Davol, Inc, a subsidiary of CR Bard, notified US customers of the recall by letter on December 27, 2005, sent by Federal Express. According to Bard, at that time, the company had sold approximately 32,000 units worldwide since 2002, and the three product codes involved generated sales of approximately $11 million in 2005.
The Kugel Mesh Patch is used to repair ventral hernias caused by thinning or stretching of scar tissue that forms after surgery. The patch is placed behind the hernia defect through a small incision and then held open by a "memory recoil ring" that allows the patch to be folded for insertion and later spring open and lay flat once it is in place.
The FDA reports that the reason for the recall is that the memory recoil ring can break and lead to bowel perforations and chronic intestinal fistulae, causing abnormal connections or passageways between the intestines and other organs.
The Bard Composix Kugel Mesh X-Large Patch recalls include the following lot numbers:
- 41XMXXXX - M = 2002
- 41XNXXXX - N = 2003
- 43XMXXXX - M = 2002
- 43XNXXXX - N = 2003
- 43XOXXXX - O = 2004
- 43XPXXXX - P = 2005
In a March 24, 2006 letter to Hospital Administrators, marked "Urgent," Bard said, Davol, is "expanding the Class I Recall of the Extra Large sizes of its Bard® Composix® Kugel Patch to include certain lots of Bard® Composix® Kugel Large Oval and Large Circle Products and all lots of the Oval product, intended for ventral hernia repair."
In a letter to distributors of the device, Bard noted that the updated recall includes lots manufactured prior to and including December of 2003, and warned that there "is a risk that the welds could break under the stress placed on the large sized products during placement, which could lead to potential patient complications such as abdominal pain, bowel perforation or chronic enteric fistulas."
In a March 24, 2006 letter to surgeons, Bard stated: "Immediately discontinue use of the specific product codes and lot numbers listed below."
"Additionally," the letter said, "please immediately distribute copies of this Important Patient Management Information to clinicians who may have implanted, or who may be managing patients already implanted with one of these products under voluntary recall."
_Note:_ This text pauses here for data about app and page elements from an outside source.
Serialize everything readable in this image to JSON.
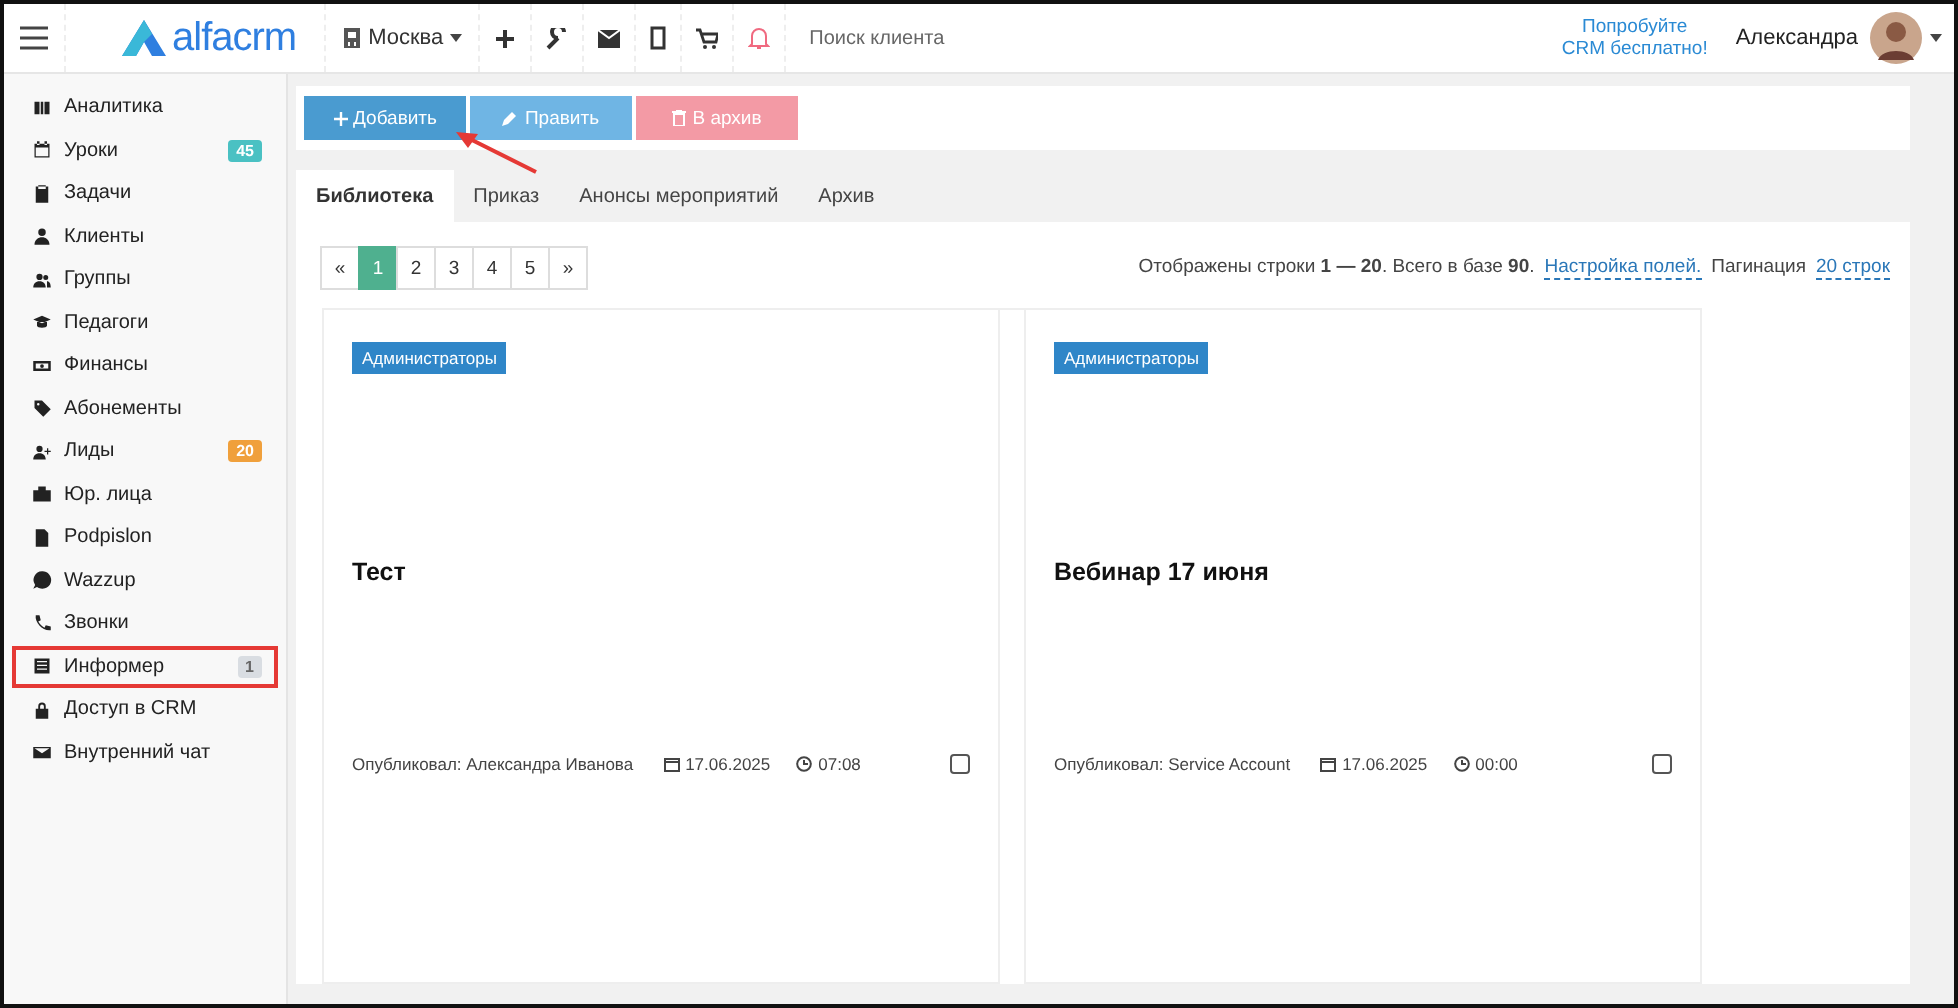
{
  "topbar": {
    "logo": "alfacrm",
    "branch": "Москва",
    "search": {
      "placeholder": "Поиск клиента"
    },
    "promo": [
      "Попробуйте",
      "CRM бесплатно!"
    ],
    "user": "Александра"
  },
  "sidebar": {
    "items": [
      {
        "label": "Аналитика",
        "highlighted": false
      },
      {
        "label": "Уроки",
        "badge": "45",
        "color": "#4ac1c3",
        "highlighted": false
      },
      {
        "label": "Задачи",
        "highlighted": false
      },
      {
        "label": "Клиенты",
        "highlighted": false
      },
      {
        "label": "Группы",
        "highlighted": false
      },
      {
        "label": "Педагоги",
        "highlighted": false
      },
      {
        "label": "Финансы",
        "highlighted": false
      },
      {
        "label": "Абонементы",
        "highlighted": false
      },
      {
        "label": "Лиды",
        "badge": "20",
        "color": "#f0a03c",
        "highlighted": false
      },
      {
        "label": "Юр. лица",
        "highlighted": false
      },
      {
        "label": "Podpislon",
        "highlighted": false
      },
      {
        "label": "Wazzup",
        "highlighted": false
      },
      {
        "label": "Звонки",
        "highlighted": false
      },
      {
        "label": "Информер",
        "badge": "1",
        "color": "#d9dde2",
        "highlighted": true
      },
      {
        "label": "Доступ в CRM",
        "highlighted": false
      },
      {
        "label": "Внутренний чат",
        "highlighted": false
      }
    ]
  },
  "actions": [
    {
      "label": "Добавить",
      "kind": "add"
    },
    {
      "label": "Править",
      "kind": "edit"
    },
    {
      "label": "В архив",
      "kind": "archive"
    }
  ],
  "tabs": [
    {
      "label": "Библиотека",
      "selected": true
    },
    {
      "label": "Приказ",
      "selected": false
    },
    {
      "label": "Анонсы мероприятий",
      "selected": false
    },
    {
      "label": "Архив",
      "selected": false
    }
  ],
  "pagination": {
    "pages": [
      {
        "label": "«",
        "selected": false
      },
      {
        "label": "1",
        "selected": true
      },
      {
        "label": "2",
        "selected": false
      },
      {
        "label": "3",
        "selected": false
      },
      {
        "label": "4",
        "selected": false
      },
      {
        "label": "5",
        "selected": false
      },
      {
        "label": "»",
        "selected": false
      }
    ],
    "info": "Отображены строки **1 — 20**. Всего в базе **90**.",
    "fields_link": "Настройка полей.",
    "pagination_label": "Пагинация",
    "rows_link": "20 строк"
  },
  "cards": [
    {
      "tag": "Администраторы",
      "title": "Тест",
      "author": "Опубликовал: Александра Иванова",
      "date": "17.06.2025",
      "time": "07:08",
      "checked": false
    },
    {
      "tag": "Администраторы",
      "title": "Вебинар 17 июня",
      "author": "Опубликовал: Service Account",
      "date": "17.06.2025",
      "time": "00:00",
      "checked": false
    }
  ]
}
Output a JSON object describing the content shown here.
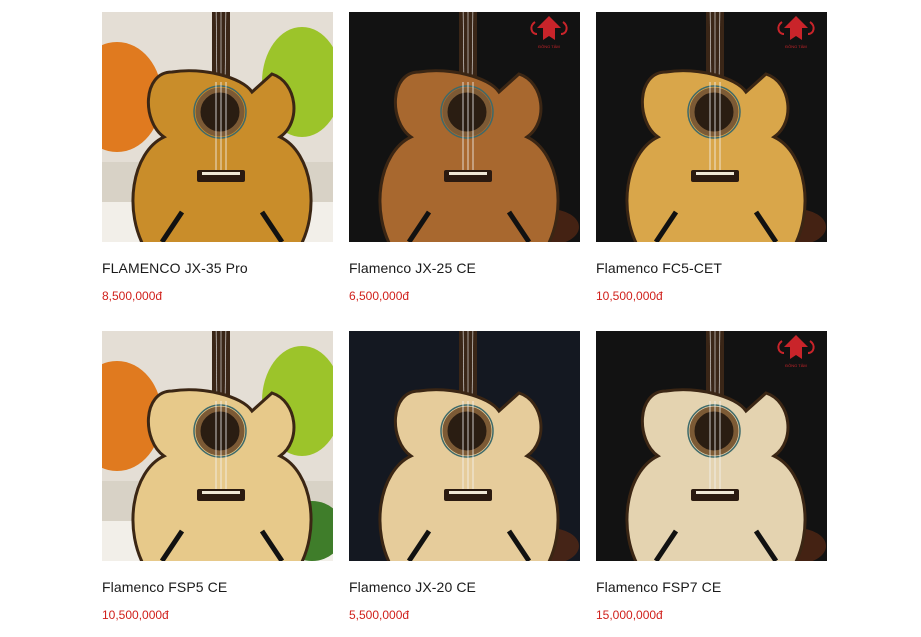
{
  "products": [
    {
      "name": "FLAMENCO JX-35 Pro",
      "price": "8,500,000đ",
      "scene": "light-pillows",
      "top": "#c98d2a",
      "logo": false
    },
    {
      "name": "Flamenco JX-25 CE",
      "price": "6,500,000đ",
      "scene": "dark",
      "top": "#a8682f",
      "logo": true
    },
    {
      "name": "Flamenco FC5-CET",
      "price": "10,500,000đ",
      "scene": "dark",
      "top": "#d9a64a",
      "logo": true
    },
    {
      "name": "Flamenco FSP5 CE",
      "price": "10,500,000đ",
      "scene": "light-pillows-plant",
      "top": "#e7c98a",
      "logo": false
    },
    {
      "name": "Flamenco JX-20 CE",
      "price": "5,500,000đ",
      "scene": "dark-blue",
      "top": "#e6cc9b",
      "logo": false
    },
    {
      "name": "Flamenco FSP7 CE",
      "price": "15,000,000đ",
      "scene": "dark",
      "top": "#e4d3b0",
      "logo": true
    }
  ],
  "colors": {
    "price": "#d0201b",
    "name": "#1a1a1a"
  },
  "logo_text": "ĐÔNG TÂM"
}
Through March 10, 2006, at the time of the latest recall, the company said a total of 31 ring breaks were reported and 20 involved patient injury, including 11 cases where the broken ring migrated into or through the patient's abdominal wall, with infection in 2 cases; 1 case where the ring migrated into the vagina; 7 cases of bowel perforation; 1 case of bowel obstruction; and 1 death where the patient developed septic shock, consumptive coagulopathy and acute myocardial infarction after surgery to repair small and large bowel fistulas caused by perforation from the broken ring.
According to the company's August 2006 SEC filing, following the recall, the FDA also conducted a follow-up inspection and issued the company an FDA Form-483 identifying certain observations.
"The company," the filing states, "is in the process of addressing these observations and cannot give any assurances that the FDA will be satisfied with the company's response."
For patients implanted with the potentially harmful devices, the FDA recommends seeking immediate medical attention if they "experience symptoms that could be associated with ring breakage such as unexplained or persistent abdominal pain, fever, tenderness at the implant site or other unusual symptoms."